(Records for the exercise)

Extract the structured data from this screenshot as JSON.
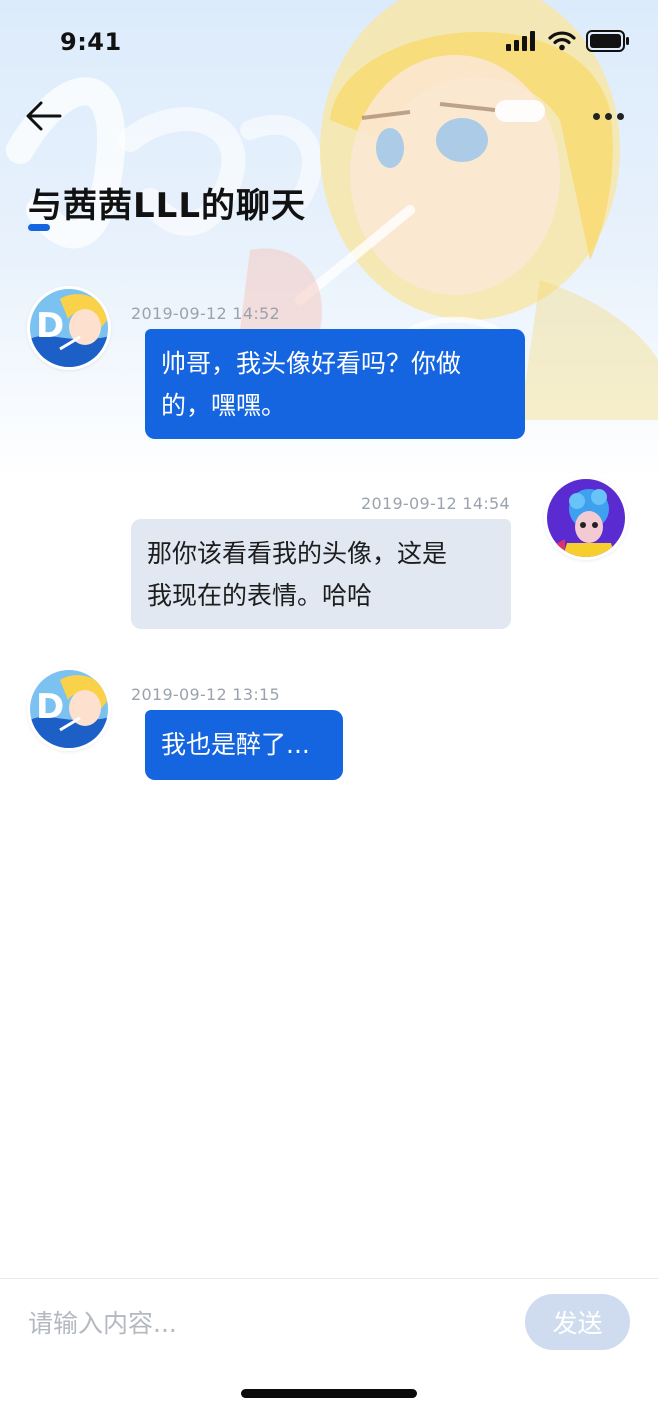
{
  "status_bar": {
    "time": "9:41"
  },
  "header": {
    "title": "与茜茜LLL的聊天",
    "back_icon": "arrow-left-icon",
    "more_icon": "more-dots-icon"
  },
  "messages": [
    {
      "direction": "incoming",
      "timestamp": "2019-09-12  14:52",
      "lines": [
        "帅哥，我头像好看吗？你做",
        "的，嘿嘿。"
      ]
    },
    {
      "direction": "outgoing",
      "timestamp": "2019-09-12  14:54",
      "lines": [
        "那你该看看我的头像，这是",
        "我现在的表情。哈哈"
      ]
    },
    {
      "direction": "incoming",
      "timestamp": "2019-09-12  13:15",
      "lines": [
        "我也是醉了..."
      ]
    }
  ],
  "composer": {
    "placeholder": "请输入内容...",
    "send_label": "发送"
  },
  "colors": {
    "accent": "#1565e0",
    "outgoing_bubble": "#e1e8f2",
    "timestamp": "#9aa3ad",
    "send_disabled": "#cfdcf0"
  }
}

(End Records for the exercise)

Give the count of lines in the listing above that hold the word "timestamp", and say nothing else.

◆ Response to the task
4